Using Economics to Make Informed Decisions

Summary: Resources for informed economic discussion of normative topic.

Imagine a student asking you this question in your class, "Should the government nationalize health care?"

This hot topic will have students offering their opinion, what they have heard, and what their parents are saying. Students in your AP class will know what the politically correct answer "should" be too.

A course in economics gives students the tools to analyze a problem and draw reasonable conclusions from their analysis. In this post I will fill your toolbox with the tools to analyze health care as well as any problem in which market participants must make a choice.

Students should understand the difference between "normative" and "positive" economics. Students should also discuss the role of incentives in the market system. As an example of how to stimulate class discussion, ask the question, "How will a government run health care system change incentives in the health care sector?"

Students should understand the role of economic freedom and choice on GDP growth. The textbook, "From Plan to Market: Teaching Ideas for Social Studies, Economics, and Business Classes" ISBN 1-56183-495-5, Lesson 3 Political and Economic Freedoms presents students with the objectives of incentives in capital formation and saving. Specifically, this lesson address how the former Soviet Union allowed private property rights and market transactions to influence GDP growth. As a catalyst for discussion, have students list the benefits and costs of government run health care. In this activity, students can use the PACED decision making grid.

Students should be able to distinguish between public and private goods. An excellent resource to aid instruction is "Public vs. Private Goods" in the Advanced Placement Economics workbook by John Morton. Here students learn about goods with shared consumption and why the government will provide goods that the private market has no incentive to produce.

Finally, a teacher can lead a discussion on decision making. For example, what is the "best" way to make a decision. Is a public opinion vote the best way to distribute health care? Should the government use the "greatest good" principle? In other words, if nationalized health care provides the most good for the greatest number of citizens, then the action is "good" and should be provided by the government.

The resources mentioned above form a backbone for all decision making. Health care was chosen for its relevance and does not reflect the opinion of the Council for Economic Education or the author. If you have more resources that help hone rational decision making, please leave a comment.
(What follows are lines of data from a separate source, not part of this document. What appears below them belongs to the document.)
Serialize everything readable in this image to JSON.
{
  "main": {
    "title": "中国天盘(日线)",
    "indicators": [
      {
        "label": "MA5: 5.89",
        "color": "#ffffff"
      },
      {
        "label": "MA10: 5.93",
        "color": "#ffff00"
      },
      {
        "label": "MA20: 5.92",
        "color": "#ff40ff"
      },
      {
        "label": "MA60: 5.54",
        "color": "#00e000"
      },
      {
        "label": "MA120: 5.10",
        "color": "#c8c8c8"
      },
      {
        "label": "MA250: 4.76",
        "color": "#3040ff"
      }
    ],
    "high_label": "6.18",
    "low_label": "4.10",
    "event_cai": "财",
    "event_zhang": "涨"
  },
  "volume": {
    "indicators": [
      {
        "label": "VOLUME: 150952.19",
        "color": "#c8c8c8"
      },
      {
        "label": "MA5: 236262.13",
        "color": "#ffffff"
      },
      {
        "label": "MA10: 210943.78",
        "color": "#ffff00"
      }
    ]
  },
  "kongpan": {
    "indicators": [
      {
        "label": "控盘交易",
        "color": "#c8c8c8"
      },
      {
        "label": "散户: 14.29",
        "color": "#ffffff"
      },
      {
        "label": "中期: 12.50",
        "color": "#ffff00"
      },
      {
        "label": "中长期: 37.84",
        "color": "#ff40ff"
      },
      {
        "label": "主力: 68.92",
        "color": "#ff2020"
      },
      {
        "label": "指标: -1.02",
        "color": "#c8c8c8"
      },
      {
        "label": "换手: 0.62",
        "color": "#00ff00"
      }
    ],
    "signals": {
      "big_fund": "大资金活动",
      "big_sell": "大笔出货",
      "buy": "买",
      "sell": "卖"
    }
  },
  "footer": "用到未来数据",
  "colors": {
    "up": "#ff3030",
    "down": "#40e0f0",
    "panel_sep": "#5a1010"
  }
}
About the Author: Mike Fladlien is an AP Economics teacher from Muscatine High School in Muscatine, IA. He is an author, and also publishes the Mikeroeconomics and iMacroeconomics VB blogs.


Post a Comment

Have thoughts about this post? Want to share your comments about Teaching AP Economics? This is your chance.